With just a few days left in the candidate filing period for the March primary election, some familiar names have once again put themselves on the ballot.
There will be a full race for the Republicans running for New Hanover County Commissioners seats, as incumbent Woody White announced Thursday he will be seeking re-election.
“Elected officials must always keep their promises,” White said in his announcement on social media. “I am proud to have always done so and will continue keeping the promises I make if I am fortunate enough to be elected to my second term as County Commissioner.”
White, who has served as a commissioner since 2012 and was chair from 2012 – 2014, announced last month that he would not be running for U.S. Congress against current District 7 representative and fellow Republican David Rouzer.
White’s candidacy brings the the number of Republicans vying for county board to four going into the final weekend before the filing period ends. Also running on the GOP ticket are fellow incumbent Beth Dawson (who this week was elected the board’s first female chair in over 30 years), current Cape Fear Public Utility Authority Board Chairwoman Patricia Kusek, and local real estate appraiser Campbell Dodd.
On the other side of the ticket, another familiar name is back on the ballot. Julia Boseman, a local attorney who served in the North Carolina State Senate from 2004 – 2011, has also filed her candidacy for the county board. When Boseman defeated White, the incumbent at the time, for the senate seat in 2004, she became the first openly gay member of the state legislature. Prior to that, Boseman also served as a New Hanover County Commissioner from 2000 – 2004.
Newcomer Nelson Beaulieu, a Cape Fear Community College instructor, is also running as a Democrat, joining incumbent and current board Vice-Chair Jonathan Barfield, Jr., who filed his candidacy earlier this month.
The race for open seats on the county’s Board of Education is equally crowded. Incumbent Lisa Estep, a Republican finishing her first term on the board, also announced in a statement this week that she is seeking re-election.
“It is important to encourage and enable all of our children of all abilities to perform to their maximum potential in order to achieve their goals and their dreams,” said Estep, whose five children all attended or currently attend New Hanover County public schools.

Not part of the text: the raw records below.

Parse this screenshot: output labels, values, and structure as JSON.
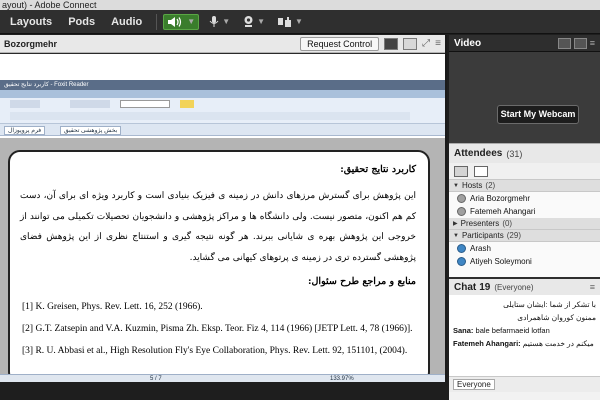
{
  "window": {
    "title": "ayout) - Adobe Connect"
  },
  "menubar": {
    "items": [
      "Layouts",
      "Pods",
      "Audio"
    ],
    "icons": [
      "speaker-icon",
      "microphone-icon",
      "webcam-icon",
      "raise-hand-icon"
    ],
    "active_color": "#3a7d2c"
  },
  "share_pod": {
    "presenter": "Bozorgmehr",
    "stop_label": "Request Control",
    "reader": {
      "strip_title": "کاربرد نتایج تحقیق - Foxit Reader",
      "tabs": [
        "بخش پژوهشی تحقیق",
        "فرم پروپوزال"
      ],
      "zoom": "133.97%",
      "page_indicator": "5 / 7"
    },
    "document": {
      "heading": "کاربرد نتایج تحقیق:",
      "paragraph": "این پژوهش برای گسترش مرزهای دانش در زمینه ی فیزیک بنیادی است و کاربرد ویژه ای برای آن، دست کم هم اکنون، متصور نیست. ولی دانشگاه ها و مراکز پژوهشی و دانشجویان تحصیلات تکمیلی می توانند از خروجی این پژوهش بهره ی شایانی ببرند. هر گونه نتیجه گیری و استنتاج نظری از این پژوهش فضای پژوهشی گسترده تری در زمینه ی پرتوهای کیهانی می گشاید.",
      "refs_heading": "منابع و مراجع طرح سئوال:",
      "refs": [
        "[1] K. Greisen, Phys. Rev. Lett. 16, 252 (1966).",
        "[2] G.T. Zatsepin and V.A. Kuzmin, Pisma Zh. Eksp. Teor. Fiz 4, 114 (1966) [JETP Lett. 4, 78 (1966)].",
        "[3]  R. U. Abbasi et al., High Resolution Fly's Eye Collaboration, Phys. Rev. Lett. 92, 151101, (2004)."
      ]
    }
  },
  "video_pod": {
    "title": "Video",
    "webcam_button": "Start My Webcam"
  },
  "attendees_pod": {
    "title": "Attendees",
    "count": "(31)",
    "groups": [
      {
        "name": "Hosts",
        "count": "(2)",
        "expanded": true,
        "members": [
          "Aria Bozorgmehr",
          "Fatemeh Ahangari"
        ]
      },
      {
        "name": "Presenters",
        "count": "(0)",
        "expanded": false,
        "members": []
      },
      {
        "name": "Participants",
        "count": "(29)",
        "expanded": true,
        "members": [
          "Arash",
          "Atiyeh Soleymoni"
        ]
      }
    ]
  },
  "chat_pod": {
    "title": "Chat",
    "unread": "19",
    "scope": "(Everyone)",
    "messages": [
      {
        "who": "",
        "text": "با تشکر از شما :ایشان ستایلی"
      },
      {
        "who": "",
        "text": "ممنون کوروان شاهمرادی"
      },
      {
        "who": "Sana:",
        "text": " bale befarmaeid lotfan"
      },
      {
        "who": "Fatemeh Ahangari:",
        "text": " خواهش میکنم در خدمت هستیم"
      }
    ],
    "recipient": "Everyone"
  }
}
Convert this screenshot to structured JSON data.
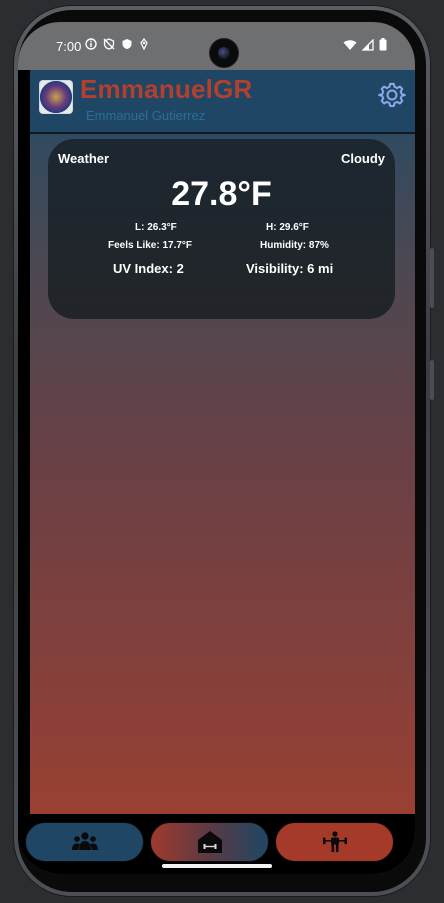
{
  "status_bar": {
    "time": "7:00",
    "left_icons": [
      "info-icon",
      "shield-off-icon",
      "shield-icon",
      "location-icon"
    ],
    "right_icons": [
      "wifi-icon",
      "signal-icon",
      "battery-icon"
    ]
  },
  "app_bar": {
    "title": "EmmanuelGR",
    "subtitle": "Emmanuel Gutierrez",
    "settings_icon": "gear-icon",
    "colors": {
      "title": "#b3402e",
      "subtitle": "#2b6e98",
      "background": "#1f4664"
    }
  },
  "weather": {
    "label": "Weather",
    "condition": "Cloudy",
    "temperature": "27.8°F",
    "low": "L: 26.3°F",
    "high": "H: 29.6°F",
    "feels_like": "Feels Like: 17.7°F",
    "humidity": "Humidity: 87%",
    "uv_index": "UV Index: 2",
    "visibility": "Visibility: 6 mi"
  },
  "bottom_nav": {
    "items": [
      {
        "icon": "group-icon"
      },
      {
        "icon": "home-gym-icon"
      },
      {
        "icon": "weightlifter-icon"
      }
    ]
  }
}
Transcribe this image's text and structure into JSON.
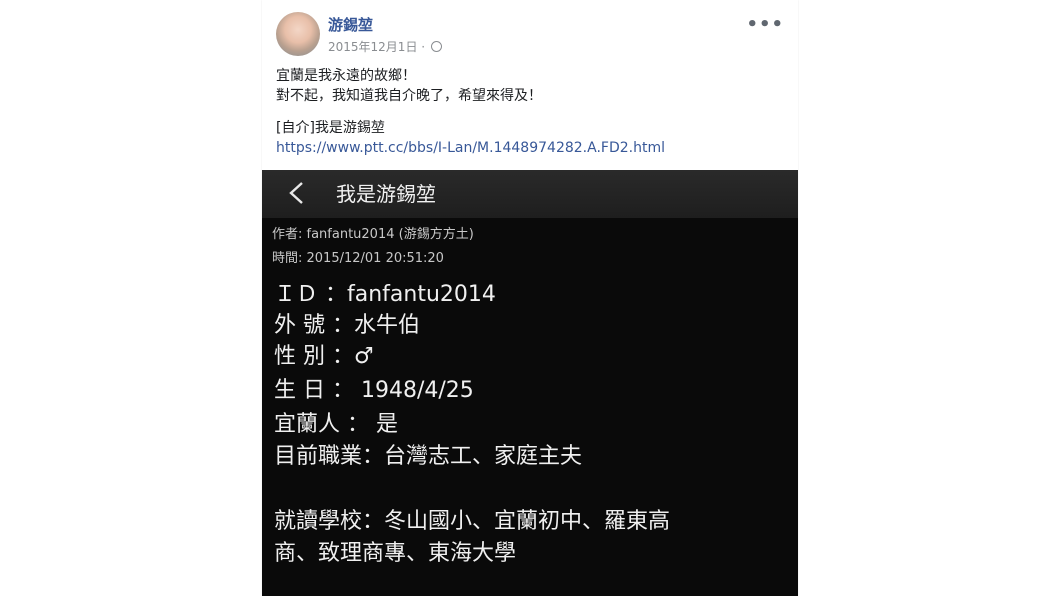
{
  "post": {
    "author": "游錫堃",
    "date": "2015年12月1日",
    "separator": "·",
    "more_label": "•••",
    "text_lines": [
      "宜蘭是我永遠的故鄉！",
      "對不起，我知道我自介晚了，希望來得及！"
    ],
    "shared_title": "[自介]我是游錫堃",
    "shared_url": "https://www.ptt.cc/bbs/I-Lan/M.1448974282.A.FD2.html"
  },
  "screenshot": {
    "title": "我是游錫堃",
    "author_line": "作者: fanfantu2014 (游錫方方土)",
    "time_line": "時間: 2015/12/01 20:51:20",
    "profile_lines": [
      "ＩＤ ：fanfantu2014",
      "外 號 ：水牛伯",
      "性 別 ：♂",
      "生 日 ： 1948/4/25",
      " 宜蘭人 ： 是",
      "目前職業：台灣志工、家庭主夫",
      "就讀學校：冬山國小、宜蘭初中、羅東高",
      "商、致理商專、東海大學"
    ]
  },
  "icons": {
    "avatar": "baby-avatar",
    "globe": "globe-icon",
    "more": "more-options-icon",
    "back": "chevron-left-icon"
  },
  "colors": {
    "author_link": "#385898",
    "meta_gray": "#8a8d91",
    "screenshot_bg": "#0a0a0a"
  }
}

Current vice-chair Jeannette Nichols is already on the GOP ballot to defend her seat, along with Frank Meares, who is currently the elected supervisor of the New Hanover County Soil and Water Conservation District. Fellow Republican Tammy Covil announced in November that she would not be seeking re-election to the education board in order to run for the state House of Representatives seat being vacated by Rick Catlin, leaving her seat up for grabs.
There is also one new candidate on the Democrat side, Emma Saunders. Saunders, a retired career educator who worked in the New Hanover County Schools system, previously ran for the Board of Education in 2014 but lost. She joins four other Democrats on the primary ballot: Sandra Leigh, Kevin Spears, Chris Meek and James Jamison, Jr. Meek, also an area teacher, ran unsuccessfully for the board on the same slate as Saunders in 2014.
There are three open seats each on both the county commissioners board and the board of education in this cycle, meaning the top three vote-getters in the March primary from each party move on to the general election in November. The candidate filing period ends Monday, December 21.